Exercise prompt: Go through the records and count the lines where the string "ratio" occurs. Reply with the number only.

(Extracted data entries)
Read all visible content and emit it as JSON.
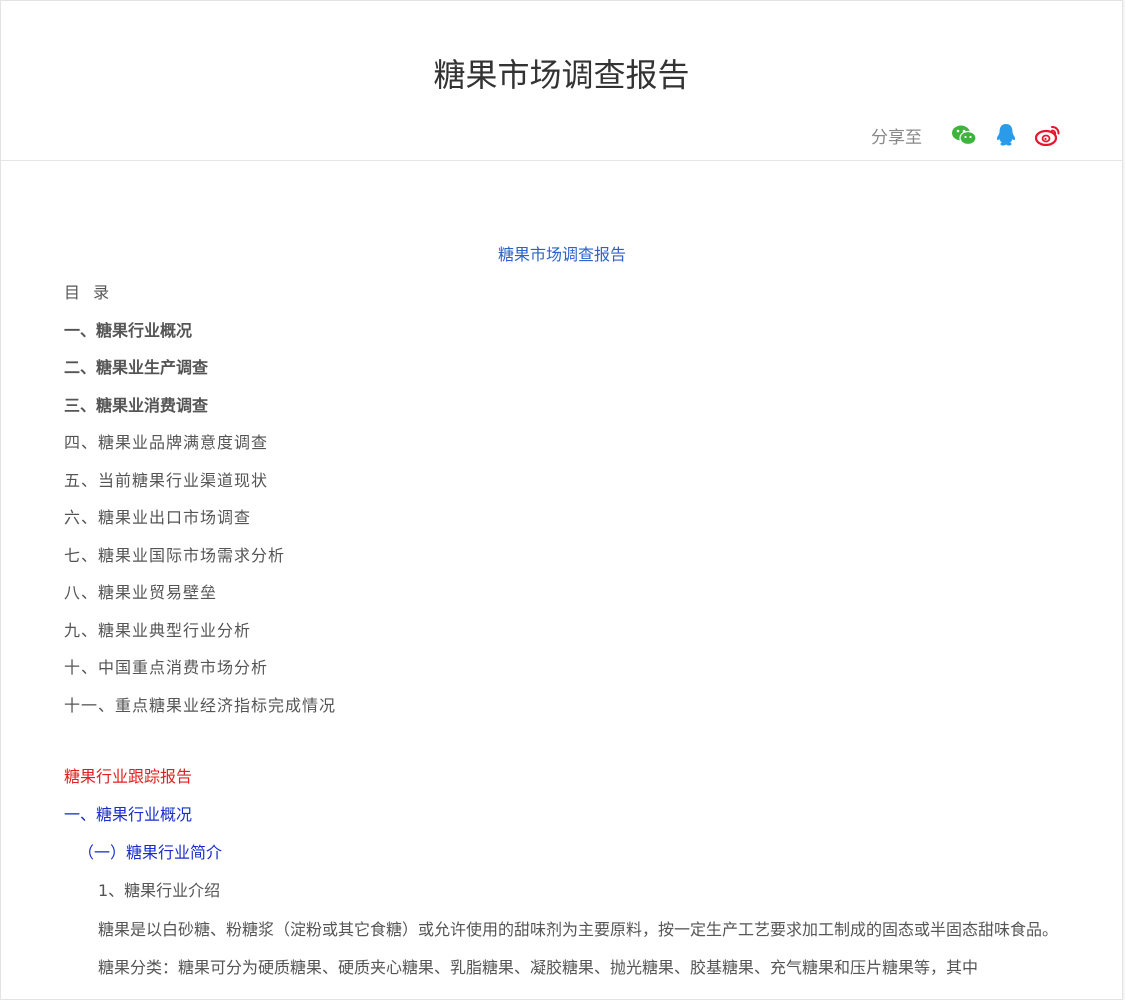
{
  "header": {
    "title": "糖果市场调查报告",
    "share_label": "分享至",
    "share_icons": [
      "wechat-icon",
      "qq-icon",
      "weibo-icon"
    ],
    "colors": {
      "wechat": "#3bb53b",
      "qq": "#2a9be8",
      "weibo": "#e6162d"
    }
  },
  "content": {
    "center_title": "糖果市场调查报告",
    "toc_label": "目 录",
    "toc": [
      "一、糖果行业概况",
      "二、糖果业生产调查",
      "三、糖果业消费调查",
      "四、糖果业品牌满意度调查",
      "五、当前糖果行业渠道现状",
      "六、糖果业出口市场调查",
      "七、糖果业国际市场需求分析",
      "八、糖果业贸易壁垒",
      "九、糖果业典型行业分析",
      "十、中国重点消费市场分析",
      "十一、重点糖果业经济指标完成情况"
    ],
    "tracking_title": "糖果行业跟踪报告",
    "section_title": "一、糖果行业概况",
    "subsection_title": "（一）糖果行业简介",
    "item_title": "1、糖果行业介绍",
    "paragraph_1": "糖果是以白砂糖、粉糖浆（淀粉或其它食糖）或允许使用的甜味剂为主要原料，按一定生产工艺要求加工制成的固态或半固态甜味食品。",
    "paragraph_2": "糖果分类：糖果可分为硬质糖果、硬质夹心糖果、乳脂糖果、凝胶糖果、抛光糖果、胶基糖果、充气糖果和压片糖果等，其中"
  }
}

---

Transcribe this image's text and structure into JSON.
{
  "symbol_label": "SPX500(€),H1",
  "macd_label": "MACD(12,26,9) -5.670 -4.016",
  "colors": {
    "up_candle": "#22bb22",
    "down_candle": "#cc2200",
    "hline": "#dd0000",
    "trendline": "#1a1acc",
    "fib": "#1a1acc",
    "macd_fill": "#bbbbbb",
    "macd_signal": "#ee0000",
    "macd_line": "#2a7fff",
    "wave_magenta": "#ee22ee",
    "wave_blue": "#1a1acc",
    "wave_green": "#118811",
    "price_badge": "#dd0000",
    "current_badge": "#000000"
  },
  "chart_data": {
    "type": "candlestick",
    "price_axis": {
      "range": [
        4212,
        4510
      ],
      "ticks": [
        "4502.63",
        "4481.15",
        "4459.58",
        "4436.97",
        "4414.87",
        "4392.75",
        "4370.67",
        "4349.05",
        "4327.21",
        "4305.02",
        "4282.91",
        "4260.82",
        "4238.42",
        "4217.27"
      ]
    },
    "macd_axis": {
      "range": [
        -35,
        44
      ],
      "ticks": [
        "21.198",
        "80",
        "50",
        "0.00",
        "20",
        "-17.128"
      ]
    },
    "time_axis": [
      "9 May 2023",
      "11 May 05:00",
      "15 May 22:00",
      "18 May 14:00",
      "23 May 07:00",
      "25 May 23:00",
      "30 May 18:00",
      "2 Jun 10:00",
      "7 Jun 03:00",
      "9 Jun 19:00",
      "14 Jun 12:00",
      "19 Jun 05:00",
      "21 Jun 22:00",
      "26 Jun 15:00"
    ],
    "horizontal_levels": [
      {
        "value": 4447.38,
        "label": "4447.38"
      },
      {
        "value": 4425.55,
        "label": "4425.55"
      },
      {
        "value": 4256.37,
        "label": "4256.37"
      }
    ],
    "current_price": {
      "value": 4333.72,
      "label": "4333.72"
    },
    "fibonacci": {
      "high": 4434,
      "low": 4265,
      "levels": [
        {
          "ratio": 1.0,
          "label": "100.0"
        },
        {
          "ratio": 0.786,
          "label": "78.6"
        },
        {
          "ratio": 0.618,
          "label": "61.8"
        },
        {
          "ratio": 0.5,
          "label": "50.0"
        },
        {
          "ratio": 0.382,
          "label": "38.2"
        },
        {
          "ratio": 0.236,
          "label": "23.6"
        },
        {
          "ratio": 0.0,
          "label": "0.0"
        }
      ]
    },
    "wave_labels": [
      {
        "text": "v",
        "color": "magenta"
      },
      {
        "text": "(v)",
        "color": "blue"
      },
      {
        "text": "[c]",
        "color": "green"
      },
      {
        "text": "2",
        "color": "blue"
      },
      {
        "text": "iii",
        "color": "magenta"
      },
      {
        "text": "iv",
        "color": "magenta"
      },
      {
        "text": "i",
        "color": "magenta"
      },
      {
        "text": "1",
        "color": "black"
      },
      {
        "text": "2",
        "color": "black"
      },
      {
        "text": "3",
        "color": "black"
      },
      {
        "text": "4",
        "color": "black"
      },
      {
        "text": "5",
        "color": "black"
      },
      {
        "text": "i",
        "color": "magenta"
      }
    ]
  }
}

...

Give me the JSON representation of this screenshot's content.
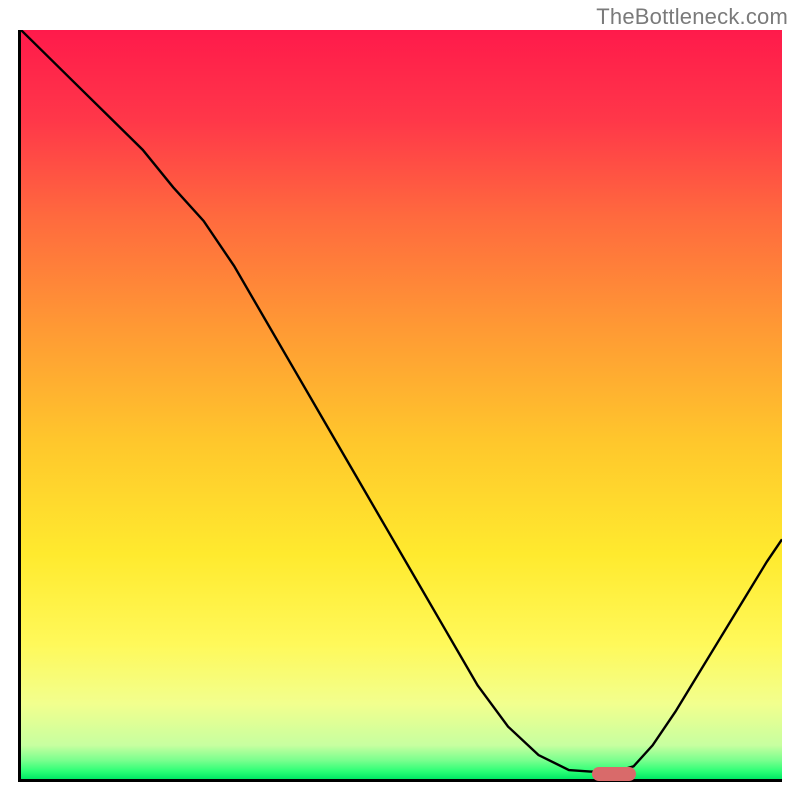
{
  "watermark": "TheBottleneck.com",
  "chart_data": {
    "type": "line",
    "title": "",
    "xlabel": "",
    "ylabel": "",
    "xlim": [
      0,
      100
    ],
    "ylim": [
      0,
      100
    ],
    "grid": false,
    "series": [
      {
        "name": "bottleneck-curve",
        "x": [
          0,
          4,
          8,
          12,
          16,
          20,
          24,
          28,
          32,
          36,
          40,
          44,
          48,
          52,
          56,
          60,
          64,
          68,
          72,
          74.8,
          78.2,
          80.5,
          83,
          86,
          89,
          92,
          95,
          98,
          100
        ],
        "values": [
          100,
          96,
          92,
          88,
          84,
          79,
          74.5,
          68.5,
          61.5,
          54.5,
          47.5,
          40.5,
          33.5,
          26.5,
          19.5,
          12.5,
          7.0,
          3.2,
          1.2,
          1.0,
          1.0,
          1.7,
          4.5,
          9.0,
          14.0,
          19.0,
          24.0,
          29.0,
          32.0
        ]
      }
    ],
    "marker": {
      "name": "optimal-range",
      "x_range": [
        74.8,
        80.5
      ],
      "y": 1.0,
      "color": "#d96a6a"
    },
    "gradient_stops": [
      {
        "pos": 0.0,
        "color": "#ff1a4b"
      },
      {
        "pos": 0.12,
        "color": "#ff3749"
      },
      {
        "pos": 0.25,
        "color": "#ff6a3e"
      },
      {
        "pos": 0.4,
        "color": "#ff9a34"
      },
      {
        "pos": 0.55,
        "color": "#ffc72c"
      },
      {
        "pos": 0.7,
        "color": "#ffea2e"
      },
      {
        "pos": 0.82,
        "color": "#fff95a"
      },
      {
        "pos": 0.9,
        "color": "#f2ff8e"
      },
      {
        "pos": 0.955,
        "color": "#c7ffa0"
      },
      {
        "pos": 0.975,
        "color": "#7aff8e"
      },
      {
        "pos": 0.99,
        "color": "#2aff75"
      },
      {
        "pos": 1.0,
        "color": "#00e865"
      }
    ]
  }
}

Result of the task: 7